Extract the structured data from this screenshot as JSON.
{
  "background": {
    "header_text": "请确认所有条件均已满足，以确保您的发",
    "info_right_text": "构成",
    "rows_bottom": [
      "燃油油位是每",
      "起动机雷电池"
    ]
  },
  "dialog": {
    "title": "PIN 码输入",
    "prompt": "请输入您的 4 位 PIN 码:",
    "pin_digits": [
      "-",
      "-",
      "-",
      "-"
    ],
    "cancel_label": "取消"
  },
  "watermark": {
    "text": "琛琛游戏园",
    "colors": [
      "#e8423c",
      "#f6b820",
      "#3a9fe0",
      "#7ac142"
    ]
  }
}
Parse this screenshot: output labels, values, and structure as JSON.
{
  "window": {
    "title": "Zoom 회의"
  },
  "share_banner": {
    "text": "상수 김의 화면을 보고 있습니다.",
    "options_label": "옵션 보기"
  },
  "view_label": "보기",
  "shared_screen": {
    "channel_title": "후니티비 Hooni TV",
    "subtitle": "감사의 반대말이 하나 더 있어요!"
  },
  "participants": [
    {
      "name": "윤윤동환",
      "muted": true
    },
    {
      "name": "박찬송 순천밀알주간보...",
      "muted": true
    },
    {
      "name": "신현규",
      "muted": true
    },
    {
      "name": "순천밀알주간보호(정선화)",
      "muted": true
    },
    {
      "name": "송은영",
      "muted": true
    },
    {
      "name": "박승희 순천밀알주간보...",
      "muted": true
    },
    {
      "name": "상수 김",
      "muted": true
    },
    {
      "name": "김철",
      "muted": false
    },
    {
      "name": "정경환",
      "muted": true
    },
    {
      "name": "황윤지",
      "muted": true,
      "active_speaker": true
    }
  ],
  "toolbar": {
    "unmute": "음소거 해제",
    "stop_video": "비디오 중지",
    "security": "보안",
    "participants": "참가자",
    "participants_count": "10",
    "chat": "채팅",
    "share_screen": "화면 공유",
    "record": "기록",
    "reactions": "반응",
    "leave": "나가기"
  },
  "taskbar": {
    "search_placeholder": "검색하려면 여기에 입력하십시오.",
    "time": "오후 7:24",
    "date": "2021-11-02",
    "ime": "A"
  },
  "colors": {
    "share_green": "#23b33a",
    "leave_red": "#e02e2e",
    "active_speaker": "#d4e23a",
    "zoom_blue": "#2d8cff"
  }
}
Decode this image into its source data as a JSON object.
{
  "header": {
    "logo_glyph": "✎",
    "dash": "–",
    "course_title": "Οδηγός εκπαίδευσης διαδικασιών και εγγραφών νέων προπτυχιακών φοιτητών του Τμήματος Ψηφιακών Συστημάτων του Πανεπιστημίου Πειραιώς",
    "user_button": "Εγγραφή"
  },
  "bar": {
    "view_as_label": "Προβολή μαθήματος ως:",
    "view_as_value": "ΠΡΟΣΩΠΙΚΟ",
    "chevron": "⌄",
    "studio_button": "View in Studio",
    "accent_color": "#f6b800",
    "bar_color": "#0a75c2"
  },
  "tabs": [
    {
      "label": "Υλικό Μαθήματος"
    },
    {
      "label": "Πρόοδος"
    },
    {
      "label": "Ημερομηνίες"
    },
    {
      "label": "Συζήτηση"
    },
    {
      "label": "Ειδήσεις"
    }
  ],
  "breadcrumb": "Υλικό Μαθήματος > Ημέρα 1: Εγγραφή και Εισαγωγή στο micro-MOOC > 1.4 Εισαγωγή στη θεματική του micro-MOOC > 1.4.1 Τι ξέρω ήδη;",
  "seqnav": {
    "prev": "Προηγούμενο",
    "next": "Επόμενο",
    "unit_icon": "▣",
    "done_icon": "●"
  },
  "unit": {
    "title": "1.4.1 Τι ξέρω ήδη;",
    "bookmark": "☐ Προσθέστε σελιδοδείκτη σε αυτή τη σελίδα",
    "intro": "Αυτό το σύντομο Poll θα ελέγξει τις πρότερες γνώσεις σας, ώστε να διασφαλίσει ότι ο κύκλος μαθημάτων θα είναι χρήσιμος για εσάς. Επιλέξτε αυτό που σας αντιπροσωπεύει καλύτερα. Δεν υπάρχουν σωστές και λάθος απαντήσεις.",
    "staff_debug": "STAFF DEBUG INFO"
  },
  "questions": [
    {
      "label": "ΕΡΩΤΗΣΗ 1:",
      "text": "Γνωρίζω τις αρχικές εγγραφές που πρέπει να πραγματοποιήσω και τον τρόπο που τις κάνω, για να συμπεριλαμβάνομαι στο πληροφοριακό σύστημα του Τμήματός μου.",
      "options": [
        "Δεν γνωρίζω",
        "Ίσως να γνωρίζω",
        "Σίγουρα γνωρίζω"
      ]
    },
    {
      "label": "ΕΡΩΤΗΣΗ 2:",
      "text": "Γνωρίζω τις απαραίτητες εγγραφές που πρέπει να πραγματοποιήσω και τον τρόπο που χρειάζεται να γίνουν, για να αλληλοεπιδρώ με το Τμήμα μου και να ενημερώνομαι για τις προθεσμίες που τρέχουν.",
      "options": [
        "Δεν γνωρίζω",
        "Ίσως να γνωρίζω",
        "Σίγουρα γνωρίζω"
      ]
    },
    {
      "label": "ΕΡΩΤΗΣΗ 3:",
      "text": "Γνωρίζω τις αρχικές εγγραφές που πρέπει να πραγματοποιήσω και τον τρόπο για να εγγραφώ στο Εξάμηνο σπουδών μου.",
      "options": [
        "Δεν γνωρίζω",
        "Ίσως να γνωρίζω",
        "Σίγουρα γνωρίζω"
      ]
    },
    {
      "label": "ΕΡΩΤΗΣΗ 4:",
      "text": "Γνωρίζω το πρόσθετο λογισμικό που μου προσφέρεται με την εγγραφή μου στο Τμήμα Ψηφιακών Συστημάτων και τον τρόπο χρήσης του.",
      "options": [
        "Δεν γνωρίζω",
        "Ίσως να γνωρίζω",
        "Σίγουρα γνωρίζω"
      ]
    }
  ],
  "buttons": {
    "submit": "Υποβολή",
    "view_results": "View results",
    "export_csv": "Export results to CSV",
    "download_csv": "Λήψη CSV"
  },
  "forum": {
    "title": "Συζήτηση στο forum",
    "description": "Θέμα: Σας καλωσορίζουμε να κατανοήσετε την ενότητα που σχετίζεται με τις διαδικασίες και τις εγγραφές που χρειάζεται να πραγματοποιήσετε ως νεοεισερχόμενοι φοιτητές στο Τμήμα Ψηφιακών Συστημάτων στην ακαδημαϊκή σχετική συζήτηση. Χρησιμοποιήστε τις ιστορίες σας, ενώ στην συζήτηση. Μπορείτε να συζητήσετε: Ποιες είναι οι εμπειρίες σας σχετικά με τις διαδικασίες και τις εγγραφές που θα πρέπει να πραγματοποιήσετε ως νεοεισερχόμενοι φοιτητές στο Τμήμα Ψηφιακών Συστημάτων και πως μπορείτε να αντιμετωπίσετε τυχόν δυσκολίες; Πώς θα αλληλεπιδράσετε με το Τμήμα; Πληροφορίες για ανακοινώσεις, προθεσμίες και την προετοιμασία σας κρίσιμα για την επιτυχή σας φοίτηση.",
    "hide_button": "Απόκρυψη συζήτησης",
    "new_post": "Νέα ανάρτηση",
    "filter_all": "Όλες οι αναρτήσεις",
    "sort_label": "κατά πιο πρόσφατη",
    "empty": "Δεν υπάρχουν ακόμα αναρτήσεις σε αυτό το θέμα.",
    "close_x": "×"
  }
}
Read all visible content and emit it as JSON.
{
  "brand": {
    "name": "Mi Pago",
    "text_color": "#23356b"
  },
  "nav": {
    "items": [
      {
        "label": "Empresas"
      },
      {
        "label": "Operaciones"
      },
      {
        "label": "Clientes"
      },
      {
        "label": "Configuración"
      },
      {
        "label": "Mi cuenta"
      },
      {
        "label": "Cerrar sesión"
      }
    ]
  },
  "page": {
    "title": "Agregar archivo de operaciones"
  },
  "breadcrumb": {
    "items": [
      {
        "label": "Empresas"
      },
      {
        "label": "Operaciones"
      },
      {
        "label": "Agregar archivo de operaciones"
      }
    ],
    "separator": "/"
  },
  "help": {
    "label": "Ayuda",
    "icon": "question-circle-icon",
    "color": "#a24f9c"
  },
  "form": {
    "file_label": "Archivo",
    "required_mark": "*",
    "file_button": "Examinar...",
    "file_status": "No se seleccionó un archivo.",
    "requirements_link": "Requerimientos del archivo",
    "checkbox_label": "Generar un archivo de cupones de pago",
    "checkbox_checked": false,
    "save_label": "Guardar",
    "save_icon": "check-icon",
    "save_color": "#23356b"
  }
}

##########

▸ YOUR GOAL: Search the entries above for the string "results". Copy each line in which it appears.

▸ RESULT OF THE TASK:
    "view_results": "View results",
    "export_csv": "Export results to CSV",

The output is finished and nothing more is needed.